This thesis reports on the research that was conducted to develop and pilot test a person-centred touchscreen-based program (FindMyApps intervention) that supports people with mild dementia and their informal carers in how to use a tablet and apps for self-management and meaningful activities. The program consists of the FindMyApps training for informal carers in supporting people with mild dementia in using a tablet and the FindMyApps selection tool designed to help people with mild dementia find apps for self-management and meaningful activities that fit their needs, wishes and abilities. The program was developed following the Medical Research Council (MRC) Framework for the design and evaluation of complex interventions and in co-creation with end users. The chapters of this thesis describe the first three phases of this framework i.e.: the preclinical or theoretical phase (0); the modelling phase (I) and the exploratory trial (II). The execution of an RCT (III), and further implementation (IV) in case the intervention proves effective, are beyond the scope of this thesis. In the first phase user needs studies were performed to identify user requirements for desired self-management and meaningful activities and to identify user-requirements related to the use of apps. Eight focus groups were performed in which people with mild cognitive impairment (MCI) or mild dementia (n=13) and informal carers (n=15) participated. We also conducted a literature review to explore which training interventions are most effective for people with mild dementia in (re)learning how to use technologies, including handheld touchscreen devices. An electronic search was conducted in the following databases: PubMed, APA PsycInfo (EBSCO) and CINAHL (EBSCO). In total 16 studies met the inclusion criteria. Our review contributed to the growing amount of promising evidence on the potential impact of Errorless learning training interventions for people with mild to moderate dementia in (re)learning how to use technology. Based on these results we developed the FindMyApps training. In the second phase of the framework we developed a first concept of the FindMyApps selection tool based on identified user requirements. To ensure its usability, the web-based tool was developed using a ‘user-participatory design’ involving the close collaboration of potential users, a development team (researchers, developers and designers) and an expert team (experts in person-centred dementia care and ICT). In three short iterative rounds – so called ‘sprints’ – the users (people with dementia (n=8) and (in)formal carers (n=10)) were invited to test whether the prototypes were in line with their needs, wishes and abilities. This generated important insights into user-interface aspects relating to (i) useful content and (ii) a user-friendly tool design. In the third phase we pilot tested the FindMyApps intervention by means of individual semi-structured interviews and a pilot randomized controlled exploratory trial. Twenty people with mild dementia and informal carer dyads were randomly assigned to the FindMyApps group (n=10), receiving either the FindMyApps training and selection tool, or a control condition (n=10), receiving only a short tablet training. Pre- and post-test measurements at a three month follow-up, consisted of questionnaires and post-test semi-structured interviews. Based on the qualitative results and the effect sizes on the outcomes measured in this study, we consider that the FindMyApps intervention has the potential to positively influence the self-management and engagement in meaningful activities in people with dementia. Future studies with a larger sample should better indicate whether this expectation can be confirmed. The intervention will be further improved and tested in a larger pilot-RCT study and its effectiveness subsequently evaluated in a definite RCT.

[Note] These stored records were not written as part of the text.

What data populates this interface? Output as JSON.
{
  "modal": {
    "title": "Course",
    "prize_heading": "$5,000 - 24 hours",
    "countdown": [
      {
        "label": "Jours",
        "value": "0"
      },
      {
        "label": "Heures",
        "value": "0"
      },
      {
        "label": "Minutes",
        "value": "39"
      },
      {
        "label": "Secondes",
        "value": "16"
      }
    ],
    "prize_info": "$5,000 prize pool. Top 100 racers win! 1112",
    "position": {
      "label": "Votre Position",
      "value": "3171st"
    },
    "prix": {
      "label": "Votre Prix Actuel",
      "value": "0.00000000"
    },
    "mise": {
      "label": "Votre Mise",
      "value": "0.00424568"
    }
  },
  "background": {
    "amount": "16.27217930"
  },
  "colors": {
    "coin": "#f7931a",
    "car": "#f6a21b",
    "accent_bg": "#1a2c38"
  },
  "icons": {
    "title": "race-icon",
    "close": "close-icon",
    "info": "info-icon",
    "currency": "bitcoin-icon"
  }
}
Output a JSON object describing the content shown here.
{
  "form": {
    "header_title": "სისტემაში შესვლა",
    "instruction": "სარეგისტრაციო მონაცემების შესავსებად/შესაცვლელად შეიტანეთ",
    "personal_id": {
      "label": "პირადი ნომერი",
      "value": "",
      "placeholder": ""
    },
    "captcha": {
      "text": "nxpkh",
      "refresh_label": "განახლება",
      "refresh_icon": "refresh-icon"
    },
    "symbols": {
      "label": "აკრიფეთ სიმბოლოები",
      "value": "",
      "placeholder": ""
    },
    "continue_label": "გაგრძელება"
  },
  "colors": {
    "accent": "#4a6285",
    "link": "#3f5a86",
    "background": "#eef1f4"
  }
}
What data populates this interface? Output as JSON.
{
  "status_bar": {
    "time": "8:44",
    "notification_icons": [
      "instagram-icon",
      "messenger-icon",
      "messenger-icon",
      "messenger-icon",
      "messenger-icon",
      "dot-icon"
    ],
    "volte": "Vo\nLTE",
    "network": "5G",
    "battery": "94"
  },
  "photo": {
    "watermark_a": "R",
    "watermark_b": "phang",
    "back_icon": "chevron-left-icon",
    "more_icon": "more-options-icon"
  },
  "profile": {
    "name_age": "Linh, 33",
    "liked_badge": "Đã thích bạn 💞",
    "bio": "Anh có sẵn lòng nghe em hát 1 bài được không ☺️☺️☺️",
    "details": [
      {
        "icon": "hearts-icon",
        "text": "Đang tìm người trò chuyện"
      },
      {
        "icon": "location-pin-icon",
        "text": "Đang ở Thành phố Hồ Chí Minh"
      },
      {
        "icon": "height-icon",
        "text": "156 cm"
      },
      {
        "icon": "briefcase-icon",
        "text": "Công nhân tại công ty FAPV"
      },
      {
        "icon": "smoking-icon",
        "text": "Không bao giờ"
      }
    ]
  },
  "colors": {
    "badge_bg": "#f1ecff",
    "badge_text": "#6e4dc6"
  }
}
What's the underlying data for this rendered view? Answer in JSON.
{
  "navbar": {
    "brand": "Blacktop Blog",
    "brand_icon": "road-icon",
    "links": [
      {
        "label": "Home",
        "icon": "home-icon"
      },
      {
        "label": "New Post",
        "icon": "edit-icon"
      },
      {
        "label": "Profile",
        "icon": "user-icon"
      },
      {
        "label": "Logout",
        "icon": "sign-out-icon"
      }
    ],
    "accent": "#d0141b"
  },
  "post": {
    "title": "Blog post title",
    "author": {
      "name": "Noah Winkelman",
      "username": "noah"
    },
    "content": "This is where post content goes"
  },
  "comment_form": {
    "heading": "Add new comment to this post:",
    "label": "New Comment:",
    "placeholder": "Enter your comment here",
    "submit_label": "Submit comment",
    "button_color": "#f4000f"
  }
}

|Qualification||Doctor of Philosophy|
|Award date||8 Oct 2021|
|Place of Publication||Sine loco|
|Publication status||Published - 8 Oct 2021|